Required work -
Set down, exactly as written, every line from the one containing "Transcribe this image's" through the end of the listing.

Records provided -

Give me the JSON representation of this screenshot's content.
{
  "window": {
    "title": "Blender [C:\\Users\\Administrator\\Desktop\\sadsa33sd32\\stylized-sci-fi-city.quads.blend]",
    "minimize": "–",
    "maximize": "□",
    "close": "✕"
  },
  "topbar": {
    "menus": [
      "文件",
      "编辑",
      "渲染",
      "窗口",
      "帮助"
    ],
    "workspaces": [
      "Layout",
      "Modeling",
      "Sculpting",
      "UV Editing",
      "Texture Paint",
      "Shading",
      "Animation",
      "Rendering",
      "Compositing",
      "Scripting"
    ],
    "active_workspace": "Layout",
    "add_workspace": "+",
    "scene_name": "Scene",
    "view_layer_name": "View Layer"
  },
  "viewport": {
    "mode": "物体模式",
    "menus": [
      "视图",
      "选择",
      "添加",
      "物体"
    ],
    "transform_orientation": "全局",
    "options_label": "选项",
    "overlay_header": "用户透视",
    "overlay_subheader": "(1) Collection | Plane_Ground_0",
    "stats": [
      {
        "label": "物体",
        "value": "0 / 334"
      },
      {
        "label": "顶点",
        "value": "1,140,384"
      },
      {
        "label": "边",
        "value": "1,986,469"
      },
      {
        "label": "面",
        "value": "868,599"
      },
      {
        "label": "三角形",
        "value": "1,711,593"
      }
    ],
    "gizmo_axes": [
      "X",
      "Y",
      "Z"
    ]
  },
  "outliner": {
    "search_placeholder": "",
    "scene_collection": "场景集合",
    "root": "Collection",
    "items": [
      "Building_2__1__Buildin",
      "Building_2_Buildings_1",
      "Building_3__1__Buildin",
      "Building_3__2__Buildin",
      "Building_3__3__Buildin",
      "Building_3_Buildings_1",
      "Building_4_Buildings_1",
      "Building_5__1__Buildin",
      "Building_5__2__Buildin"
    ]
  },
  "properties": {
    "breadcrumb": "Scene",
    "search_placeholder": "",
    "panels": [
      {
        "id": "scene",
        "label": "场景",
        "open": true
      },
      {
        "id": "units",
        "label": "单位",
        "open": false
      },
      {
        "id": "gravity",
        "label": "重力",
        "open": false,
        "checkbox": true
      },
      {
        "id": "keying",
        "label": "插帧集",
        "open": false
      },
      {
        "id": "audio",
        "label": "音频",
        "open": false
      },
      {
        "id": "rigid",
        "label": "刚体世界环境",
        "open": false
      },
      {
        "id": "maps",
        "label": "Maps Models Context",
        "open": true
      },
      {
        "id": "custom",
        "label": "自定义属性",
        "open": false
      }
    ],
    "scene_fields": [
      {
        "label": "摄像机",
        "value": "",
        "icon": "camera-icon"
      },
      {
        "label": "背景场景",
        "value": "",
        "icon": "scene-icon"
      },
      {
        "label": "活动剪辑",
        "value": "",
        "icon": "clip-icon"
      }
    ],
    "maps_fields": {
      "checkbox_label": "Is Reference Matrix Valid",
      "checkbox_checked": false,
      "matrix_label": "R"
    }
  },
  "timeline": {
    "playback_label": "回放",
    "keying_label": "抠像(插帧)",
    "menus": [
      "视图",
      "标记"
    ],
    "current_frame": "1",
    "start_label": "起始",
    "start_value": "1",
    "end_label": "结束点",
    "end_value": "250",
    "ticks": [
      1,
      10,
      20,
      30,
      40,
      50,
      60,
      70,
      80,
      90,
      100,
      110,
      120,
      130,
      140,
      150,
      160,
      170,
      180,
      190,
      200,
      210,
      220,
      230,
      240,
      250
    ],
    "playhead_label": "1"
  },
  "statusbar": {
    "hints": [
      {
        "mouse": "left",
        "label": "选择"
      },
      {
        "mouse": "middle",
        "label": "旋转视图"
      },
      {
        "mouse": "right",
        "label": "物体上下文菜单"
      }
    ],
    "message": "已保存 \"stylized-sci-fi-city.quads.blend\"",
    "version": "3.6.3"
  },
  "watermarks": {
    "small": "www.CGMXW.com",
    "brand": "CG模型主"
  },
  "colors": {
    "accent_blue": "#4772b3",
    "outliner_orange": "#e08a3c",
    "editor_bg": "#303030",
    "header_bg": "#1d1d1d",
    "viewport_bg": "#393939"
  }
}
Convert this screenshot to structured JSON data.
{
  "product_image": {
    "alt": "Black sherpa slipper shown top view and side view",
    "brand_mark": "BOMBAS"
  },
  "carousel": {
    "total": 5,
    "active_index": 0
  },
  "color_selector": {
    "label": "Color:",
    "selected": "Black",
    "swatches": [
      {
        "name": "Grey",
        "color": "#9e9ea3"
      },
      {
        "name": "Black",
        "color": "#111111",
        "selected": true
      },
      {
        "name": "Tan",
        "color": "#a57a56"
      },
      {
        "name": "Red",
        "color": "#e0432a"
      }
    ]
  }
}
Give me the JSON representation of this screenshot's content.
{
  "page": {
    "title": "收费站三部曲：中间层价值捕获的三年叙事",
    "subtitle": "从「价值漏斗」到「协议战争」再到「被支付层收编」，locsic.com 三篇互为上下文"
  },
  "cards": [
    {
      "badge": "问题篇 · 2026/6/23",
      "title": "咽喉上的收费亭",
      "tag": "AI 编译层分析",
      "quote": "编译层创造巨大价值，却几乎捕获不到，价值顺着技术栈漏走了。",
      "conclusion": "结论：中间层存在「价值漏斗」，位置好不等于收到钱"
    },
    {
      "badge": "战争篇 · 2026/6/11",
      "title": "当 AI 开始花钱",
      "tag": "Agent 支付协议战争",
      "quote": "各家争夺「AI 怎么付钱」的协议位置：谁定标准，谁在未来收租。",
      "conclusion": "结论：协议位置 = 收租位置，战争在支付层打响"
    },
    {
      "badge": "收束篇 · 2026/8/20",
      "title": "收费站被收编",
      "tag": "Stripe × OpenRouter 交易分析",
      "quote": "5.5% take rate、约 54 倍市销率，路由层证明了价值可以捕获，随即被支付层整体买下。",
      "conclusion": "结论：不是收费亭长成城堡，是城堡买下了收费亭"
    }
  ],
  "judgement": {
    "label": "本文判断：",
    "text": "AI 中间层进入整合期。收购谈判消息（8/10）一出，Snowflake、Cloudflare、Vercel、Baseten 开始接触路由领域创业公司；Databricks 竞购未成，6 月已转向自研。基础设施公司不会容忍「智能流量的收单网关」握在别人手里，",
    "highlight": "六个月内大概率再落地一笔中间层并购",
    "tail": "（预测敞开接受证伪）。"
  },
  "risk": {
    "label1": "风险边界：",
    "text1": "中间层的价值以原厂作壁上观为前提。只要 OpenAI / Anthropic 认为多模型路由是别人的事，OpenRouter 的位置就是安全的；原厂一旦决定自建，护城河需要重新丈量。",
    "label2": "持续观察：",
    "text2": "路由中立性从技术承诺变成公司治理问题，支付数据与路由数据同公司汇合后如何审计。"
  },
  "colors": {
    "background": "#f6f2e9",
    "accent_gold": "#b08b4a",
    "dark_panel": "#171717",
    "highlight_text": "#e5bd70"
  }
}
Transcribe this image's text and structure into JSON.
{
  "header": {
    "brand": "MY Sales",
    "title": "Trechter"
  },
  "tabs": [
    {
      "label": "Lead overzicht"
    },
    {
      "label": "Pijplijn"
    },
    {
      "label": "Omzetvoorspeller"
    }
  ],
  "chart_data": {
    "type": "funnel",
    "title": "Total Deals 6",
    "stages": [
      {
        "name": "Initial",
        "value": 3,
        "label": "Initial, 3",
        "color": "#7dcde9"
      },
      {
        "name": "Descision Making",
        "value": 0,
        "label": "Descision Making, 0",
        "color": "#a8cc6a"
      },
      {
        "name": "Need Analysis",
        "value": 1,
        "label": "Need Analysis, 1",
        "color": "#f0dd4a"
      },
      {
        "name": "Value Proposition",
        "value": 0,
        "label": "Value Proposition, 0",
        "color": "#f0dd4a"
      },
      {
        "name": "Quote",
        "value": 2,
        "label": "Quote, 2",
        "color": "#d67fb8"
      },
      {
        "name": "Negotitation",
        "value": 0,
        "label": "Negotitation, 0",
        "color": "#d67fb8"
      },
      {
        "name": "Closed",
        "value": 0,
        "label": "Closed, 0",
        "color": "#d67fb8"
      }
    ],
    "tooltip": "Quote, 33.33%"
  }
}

Expected output -
Transcribe this image's text and structure into JSON.
{
  "header": {
    "brand": "MY Sales",
    "title": "Trechter"
  },
  "tabs": [
    {
      "label": "Lead overzicht"
    },
    {
      "label": "Pijplijn"
    },
    {
      "label": "Omzetvoorspeller"
    }
  ],
  "chart_data": {
    "type": "funnel",
    "title": "Total Deals 6",
    "stages": [
      {
        "name": "Initial",
        "value": 3,
        "label": "Initial, 3",
        "color": "#7dcde9"
      },
      {
        "name": "Descision Making",
        "value": 0,
        "label": "Descision Making, 0",
        "color": "#a8cc6a"
      },
      {
        "name": "Need Analysis",
        "value": 1,
        "label": "Need Analysis, 1",
        "color": "#f0dd4a"
      },
      {
        "name": "Value Proposition",
        "value": 0,
        "label": "Value Proposition, 0",
        "color": "#f0dd4a"
      },
      {
        "name": "Quote",
        "value": 2,
        "label": "Quote, 2",
        "color": "#d67fb8"
      },
      {
        "name": "Negotitation",
        "value": 0,
        "label": "Negotitation, 0",
        "color": "#d67fb8"
      },
      {
        "name": "Closed",
        "value": 0,
        "label": "Closed, 0",
        "color": "#d67fb8"
      }
    ],
    "tooltip": "Quote, 33.33%"
  }
}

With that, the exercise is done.